Setting up stall at the London Fields Brewery, with its two smallish venues and bars doling out craft beers, there was no danger of big business muscling-in, or of the over-priced rancid burgers that have become part of the landscape of British festivals, which suited everyone. Musically things may have taken their lead from psychedelia but they weren’t all reminiscent of London 1967. The first night of the proceedings had local duo KVB blasting the audience with distorted shoegaze-guitars and hypnotic drum-machine grooves, the Terminal Cheesecake-esque Telescopes and the motorik-flavoured Camera just for starters.
The Myrrors in particular laid down some mellow ambient drone soundscapes

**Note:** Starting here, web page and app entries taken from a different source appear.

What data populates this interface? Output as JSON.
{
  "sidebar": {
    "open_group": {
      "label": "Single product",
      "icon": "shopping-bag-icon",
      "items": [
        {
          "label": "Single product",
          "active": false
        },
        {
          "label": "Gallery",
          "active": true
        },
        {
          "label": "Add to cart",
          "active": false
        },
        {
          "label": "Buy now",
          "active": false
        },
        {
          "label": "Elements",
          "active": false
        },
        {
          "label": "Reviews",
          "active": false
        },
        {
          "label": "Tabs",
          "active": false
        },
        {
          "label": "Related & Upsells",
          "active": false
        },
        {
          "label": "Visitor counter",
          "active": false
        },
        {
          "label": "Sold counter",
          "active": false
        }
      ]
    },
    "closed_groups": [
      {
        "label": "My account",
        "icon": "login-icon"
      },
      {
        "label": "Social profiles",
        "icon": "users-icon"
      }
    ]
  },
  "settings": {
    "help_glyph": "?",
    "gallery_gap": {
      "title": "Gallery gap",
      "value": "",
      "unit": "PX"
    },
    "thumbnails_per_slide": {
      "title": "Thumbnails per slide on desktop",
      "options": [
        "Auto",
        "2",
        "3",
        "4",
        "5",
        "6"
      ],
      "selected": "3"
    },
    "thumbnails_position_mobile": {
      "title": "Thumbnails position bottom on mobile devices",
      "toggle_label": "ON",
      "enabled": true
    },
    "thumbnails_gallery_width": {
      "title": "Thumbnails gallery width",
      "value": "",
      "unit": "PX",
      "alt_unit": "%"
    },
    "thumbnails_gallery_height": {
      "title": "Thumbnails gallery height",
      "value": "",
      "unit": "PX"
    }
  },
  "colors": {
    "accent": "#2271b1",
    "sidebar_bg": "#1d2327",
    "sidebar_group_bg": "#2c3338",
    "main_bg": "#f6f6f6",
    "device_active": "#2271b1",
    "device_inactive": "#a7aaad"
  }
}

The Telescopes particularly lit the night up with a five-guitar assault and as many band members thrashing around in the lively audience as on the stage. They may have looked somewhat like Pavement with Dave Grohl on drums, but the band laid down sheets of fried guitar and a thumping beat that had plenty up on their feet and losing themselves in the groove. The spectacular highlight of Friday evening, however, was Portuguese space-cases 10.000 Russos. Wave after wave of psychedelic drone music was unleashed which had their guitarist “playing” his effects boxes as much as his guitar, while the deep groove drove some in the crowd into a berserker-like frenzy which culminated in cymbals, tambourines and other percussion instruments being passed around and beaten into submission to spectacular takes on the likes of “Karl Burns” and “Stakhanovets” from their self-titled masterpiece from earlier this year. Eventually the band members were pulled from the stage amid much hugging and big smiles – and screaming ear drums. It was a fine end to a wild evening.
The bands proved to be just as eclectic on Saturday with the Spacemen 3-ish Orange Revival, the magnificent Lola Colt and the oceanic Myrrors leading the way. The Myrrors in particular laid down some mellow ambient drone soundscapes that offered an opportunity to chill out among the apocalyptic brain-frying roar. There was again plenty of dancing to be done though, and the Cult of Dom Keller were in the right place at the right time. Melodic fuzz, heavily distorted vocals and an insistent groove again had a good chunk of the crowd bopping along throughout their set. It was Radar Men from the Moon, however, that brought things to a final ending with a hot and sweaty show of loud and driving acid rock with Joy Division-like tinges. It again had some in the crowd dancing with wild abandon and the condensation was pouring down the walls of the venue when the house lights came up.
Disappointingly, the much-anticipated Sonic Jesus had to pull their appearance from the Fuzz Club Weekender due to injury. But on the strength of the audience reaction to their fellow sonic adventurers, they can be sure of a warm reception when they do turn up in the UK.